Small and Medium Manufacturers Speak Up, #3

By April 21, 2006Studies and Reports

Manufacturers are tuned into their customers today more than ever. Why is that?

To some extent, this closeness to the customer is a result of global competition. Customers have wider choices today than ever before and a small manufacturer who sells to a larger manufacturer, especially, can be replaced with a competitor in Brazil, Korea or China. On top of the globalizaiton challenge, the pace of technology has ratcheted up and customers often want the latest machinery. Someone pointed out recently that as manufacturing became digitized over the past decade, they too became susceptible to Moore’s Law, which was applied in semiconductors. Namely, that every 18 months, the number of transistors in integrated circuits would double. This technology acceleration affects the products that use the semiconductors, too.

Good customer service differentiates manufacturers and can give an edge. Additionally, new processes and techniques, like lean, have transformed manufacturing so managers can build product almost to specification for a customer, rather than churning out a range of products that a customer has to take off the shelf. In our recent publication on small manufacturers, The Future Success of Small and Medium Manufacturers, we interviewed a number of business owners.
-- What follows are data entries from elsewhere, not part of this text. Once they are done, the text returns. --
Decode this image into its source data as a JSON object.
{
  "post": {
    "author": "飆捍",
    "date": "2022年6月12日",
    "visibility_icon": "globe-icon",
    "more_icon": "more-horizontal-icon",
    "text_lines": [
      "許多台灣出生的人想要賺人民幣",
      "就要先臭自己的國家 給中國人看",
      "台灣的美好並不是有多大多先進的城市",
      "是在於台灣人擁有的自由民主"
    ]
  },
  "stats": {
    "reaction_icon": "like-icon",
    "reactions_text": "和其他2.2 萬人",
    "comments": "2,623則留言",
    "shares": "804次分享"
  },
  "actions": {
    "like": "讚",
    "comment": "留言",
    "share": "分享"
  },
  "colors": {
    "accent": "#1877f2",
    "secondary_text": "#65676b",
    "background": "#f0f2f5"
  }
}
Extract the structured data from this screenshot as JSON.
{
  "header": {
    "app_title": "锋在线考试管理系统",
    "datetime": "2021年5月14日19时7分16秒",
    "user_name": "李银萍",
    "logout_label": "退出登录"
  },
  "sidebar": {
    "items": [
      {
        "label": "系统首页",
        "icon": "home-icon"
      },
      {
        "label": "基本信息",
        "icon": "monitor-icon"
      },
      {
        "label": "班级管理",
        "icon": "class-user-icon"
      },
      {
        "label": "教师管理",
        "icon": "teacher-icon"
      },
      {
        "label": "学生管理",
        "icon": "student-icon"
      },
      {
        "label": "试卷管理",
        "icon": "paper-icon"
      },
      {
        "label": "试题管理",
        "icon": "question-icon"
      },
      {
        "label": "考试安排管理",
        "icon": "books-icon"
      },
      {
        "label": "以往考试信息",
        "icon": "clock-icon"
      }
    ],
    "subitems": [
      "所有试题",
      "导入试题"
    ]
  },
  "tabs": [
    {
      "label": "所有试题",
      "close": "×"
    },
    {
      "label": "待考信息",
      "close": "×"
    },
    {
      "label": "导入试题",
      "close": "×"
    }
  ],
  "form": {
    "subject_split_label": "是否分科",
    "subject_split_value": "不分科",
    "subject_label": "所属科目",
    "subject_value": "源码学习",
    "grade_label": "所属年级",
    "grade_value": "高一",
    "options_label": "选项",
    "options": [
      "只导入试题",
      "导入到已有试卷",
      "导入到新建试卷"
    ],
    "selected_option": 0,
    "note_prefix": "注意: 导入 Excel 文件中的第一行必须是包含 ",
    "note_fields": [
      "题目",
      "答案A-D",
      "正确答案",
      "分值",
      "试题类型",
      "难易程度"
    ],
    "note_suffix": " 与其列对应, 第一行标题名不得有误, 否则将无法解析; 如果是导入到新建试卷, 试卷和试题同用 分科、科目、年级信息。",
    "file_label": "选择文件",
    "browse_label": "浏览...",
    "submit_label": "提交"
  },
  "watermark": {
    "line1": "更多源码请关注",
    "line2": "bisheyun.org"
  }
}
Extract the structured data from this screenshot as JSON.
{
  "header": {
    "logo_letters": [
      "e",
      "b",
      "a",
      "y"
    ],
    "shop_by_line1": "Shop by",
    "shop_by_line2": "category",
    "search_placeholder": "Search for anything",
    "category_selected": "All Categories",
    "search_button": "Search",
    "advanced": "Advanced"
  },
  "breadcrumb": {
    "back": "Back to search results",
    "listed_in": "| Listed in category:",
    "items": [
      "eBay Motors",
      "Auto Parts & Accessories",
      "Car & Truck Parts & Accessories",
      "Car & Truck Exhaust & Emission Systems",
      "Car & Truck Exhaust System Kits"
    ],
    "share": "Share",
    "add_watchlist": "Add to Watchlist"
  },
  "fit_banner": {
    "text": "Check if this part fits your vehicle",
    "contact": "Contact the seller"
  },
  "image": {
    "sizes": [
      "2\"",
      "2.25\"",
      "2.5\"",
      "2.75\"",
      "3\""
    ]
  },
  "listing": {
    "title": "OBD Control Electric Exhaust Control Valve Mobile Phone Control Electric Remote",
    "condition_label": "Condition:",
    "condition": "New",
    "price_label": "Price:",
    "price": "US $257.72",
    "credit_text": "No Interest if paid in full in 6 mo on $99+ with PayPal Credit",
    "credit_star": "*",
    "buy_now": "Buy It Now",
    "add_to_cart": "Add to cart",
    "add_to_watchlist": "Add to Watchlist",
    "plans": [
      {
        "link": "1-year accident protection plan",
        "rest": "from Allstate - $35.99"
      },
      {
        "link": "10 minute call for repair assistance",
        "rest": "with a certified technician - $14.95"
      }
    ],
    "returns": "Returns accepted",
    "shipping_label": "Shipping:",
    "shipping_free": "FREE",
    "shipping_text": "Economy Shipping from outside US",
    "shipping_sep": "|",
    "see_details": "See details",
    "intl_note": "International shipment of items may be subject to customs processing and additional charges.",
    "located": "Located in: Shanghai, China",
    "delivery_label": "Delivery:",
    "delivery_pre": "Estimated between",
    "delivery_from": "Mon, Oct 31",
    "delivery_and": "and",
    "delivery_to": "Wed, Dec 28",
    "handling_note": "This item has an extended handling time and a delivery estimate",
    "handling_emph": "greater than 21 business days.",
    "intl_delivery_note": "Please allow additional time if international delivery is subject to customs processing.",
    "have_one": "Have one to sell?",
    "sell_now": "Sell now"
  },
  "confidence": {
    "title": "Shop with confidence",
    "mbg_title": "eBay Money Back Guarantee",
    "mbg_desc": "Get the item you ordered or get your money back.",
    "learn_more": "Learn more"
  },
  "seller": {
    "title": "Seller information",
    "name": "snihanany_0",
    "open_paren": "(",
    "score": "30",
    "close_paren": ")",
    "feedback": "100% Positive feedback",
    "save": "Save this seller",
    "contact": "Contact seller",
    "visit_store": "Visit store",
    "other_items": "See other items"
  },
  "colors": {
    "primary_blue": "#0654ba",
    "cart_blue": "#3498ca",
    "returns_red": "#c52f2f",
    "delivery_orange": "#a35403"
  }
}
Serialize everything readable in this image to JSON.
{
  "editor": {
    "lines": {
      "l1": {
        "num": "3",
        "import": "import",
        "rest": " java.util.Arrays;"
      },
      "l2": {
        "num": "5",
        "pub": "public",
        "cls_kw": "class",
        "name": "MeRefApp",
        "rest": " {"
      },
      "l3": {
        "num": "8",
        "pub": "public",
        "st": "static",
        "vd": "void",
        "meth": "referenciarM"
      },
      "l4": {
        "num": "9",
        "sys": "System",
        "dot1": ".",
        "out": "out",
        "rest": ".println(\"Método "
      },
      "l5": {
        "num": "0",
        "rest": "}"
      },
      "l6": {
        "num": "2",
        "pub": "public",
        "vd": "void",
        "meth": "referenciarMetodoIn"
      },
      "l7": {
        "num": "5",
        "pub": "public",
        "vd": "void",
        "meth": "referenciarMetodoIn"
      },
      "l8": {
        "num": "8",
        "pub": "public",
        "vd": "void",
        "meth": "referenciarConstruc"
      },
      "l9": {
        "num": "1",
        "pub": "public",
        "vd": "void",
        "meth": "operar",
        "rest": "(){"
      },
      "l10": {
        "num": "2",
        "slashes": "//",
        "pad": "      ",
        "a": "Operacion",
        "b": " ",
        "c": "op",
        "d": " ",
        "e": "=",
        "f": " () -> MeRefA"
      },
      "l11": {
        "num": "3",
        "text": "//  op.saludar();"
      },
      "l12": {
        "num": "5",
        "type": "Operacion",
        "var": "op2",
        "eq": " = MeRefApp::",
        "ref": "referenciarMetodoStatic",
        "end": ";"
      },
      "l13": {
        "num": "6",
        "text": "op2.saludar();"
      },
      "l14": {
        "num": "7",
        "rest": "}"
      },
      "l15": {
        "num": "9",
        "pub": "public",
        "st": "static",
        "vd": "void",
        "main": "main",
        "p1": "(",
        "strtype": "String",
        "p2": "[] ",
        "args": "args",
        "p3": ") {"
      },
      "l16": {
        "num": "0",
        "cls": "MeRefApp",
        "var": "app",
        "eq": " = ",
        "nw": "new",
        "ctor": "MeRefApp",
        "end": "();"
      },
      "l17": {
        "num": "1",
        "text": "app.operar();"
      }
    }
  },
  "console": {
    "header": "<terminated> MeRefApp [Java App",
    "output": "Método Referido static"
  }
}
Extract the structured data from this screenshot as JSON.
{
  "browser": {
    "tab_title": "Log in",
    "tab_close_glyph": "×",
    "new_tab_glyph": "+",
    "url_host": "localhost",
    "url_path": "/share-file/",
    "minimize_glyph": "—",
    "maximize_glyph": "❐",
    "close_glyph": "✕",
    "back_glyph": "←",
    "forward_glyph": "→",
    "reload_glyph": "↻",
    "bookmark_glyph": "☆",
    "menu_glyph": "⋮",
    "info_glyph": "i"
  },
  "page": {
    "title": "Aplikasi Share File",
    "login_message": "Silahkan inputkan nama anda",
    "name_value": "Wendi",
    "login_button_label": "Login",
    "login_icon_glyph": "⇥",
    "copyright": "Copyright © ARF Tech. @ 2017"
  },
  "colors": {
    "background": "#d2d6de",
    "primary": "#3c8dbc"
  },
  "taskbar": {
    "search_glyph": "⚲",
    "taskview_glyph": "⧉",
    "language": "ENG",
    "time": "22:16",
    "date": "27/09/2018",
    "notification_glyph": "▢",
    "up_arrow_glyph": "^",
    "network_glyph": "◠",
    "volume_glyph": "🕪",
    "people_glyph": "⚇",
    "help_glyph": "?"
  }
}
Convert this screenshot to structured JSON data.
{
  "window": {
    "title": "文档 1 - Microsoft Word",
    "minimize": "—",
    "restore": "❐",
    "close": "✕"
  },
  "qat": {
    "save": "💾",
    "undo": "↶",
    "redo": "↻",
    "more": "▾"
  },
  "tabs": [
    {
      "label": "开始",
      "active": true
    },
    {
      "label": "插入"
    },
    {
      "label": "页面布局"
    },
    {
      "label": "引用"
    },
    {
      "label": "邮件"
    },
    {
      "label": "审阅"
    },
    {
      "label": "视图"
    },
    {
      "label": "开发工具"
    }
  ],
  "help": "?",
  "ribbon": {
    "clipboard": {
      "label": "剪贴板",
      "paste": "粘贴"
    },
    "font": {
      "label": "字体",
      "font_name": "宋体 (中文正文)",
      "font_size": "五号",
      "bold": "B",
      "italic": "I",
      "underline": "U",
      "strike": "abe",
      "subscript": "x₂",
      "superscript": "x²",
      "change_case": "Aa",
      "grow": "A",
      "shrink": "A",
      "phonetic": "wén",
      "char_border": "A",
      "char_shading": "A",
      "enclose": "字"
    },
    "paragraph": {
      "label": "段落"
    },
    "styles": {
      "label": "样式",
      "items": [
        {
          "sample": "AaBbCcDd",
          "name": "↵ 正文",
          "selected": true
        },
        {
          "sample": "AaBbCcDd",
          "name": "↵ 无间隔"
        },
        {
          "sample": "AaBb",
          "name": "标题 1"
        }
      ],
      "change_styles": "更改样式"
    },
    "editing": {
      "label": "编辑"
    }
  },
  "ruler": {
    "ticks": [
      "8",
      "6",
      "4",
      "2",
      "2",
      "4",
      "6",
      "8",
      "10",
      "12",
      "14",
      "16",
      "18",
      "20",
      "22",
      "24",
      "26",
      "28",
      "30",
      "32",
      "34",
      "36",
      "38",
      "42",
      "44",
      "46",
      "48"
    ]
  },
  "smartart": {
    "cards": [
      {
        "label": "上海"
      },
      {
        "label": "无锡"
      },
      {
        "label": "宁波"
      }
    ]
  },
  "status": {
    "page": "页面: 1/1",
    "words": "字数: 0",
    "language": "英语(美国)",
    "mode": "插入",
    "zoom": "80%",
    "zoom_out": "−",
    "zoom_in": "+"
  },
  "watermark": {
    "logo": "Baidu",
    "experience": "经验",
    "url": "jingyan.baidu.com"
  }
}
Mary Andringa is the successful co-CEO of Vermeer Manufacturing Co. in Pella, Iowa, a maker of construction and agricultural equipment. We interviewed her for our booklet and here’s what she had to say about why customer service is important to her business: “We talk to customers not only about product design but also about operating factors most crucial to them and how we can address those factors. We have participated in weeklong programs with customers on their construction sites, watching how they are using our equipment, how much time they spend looking for things, and whether they are having problems with certain construction processes or with the equipment itself. Then we question what we can do to take some waste points out of their processes. These sessions with our customers are similar to kaizen events we have on our own factory floor.” (In a kaizen event, a multifunctional team spends a day or several days focused on how to simplify, speed up and eliminate waste from a particular process like an assembly operations in a factory).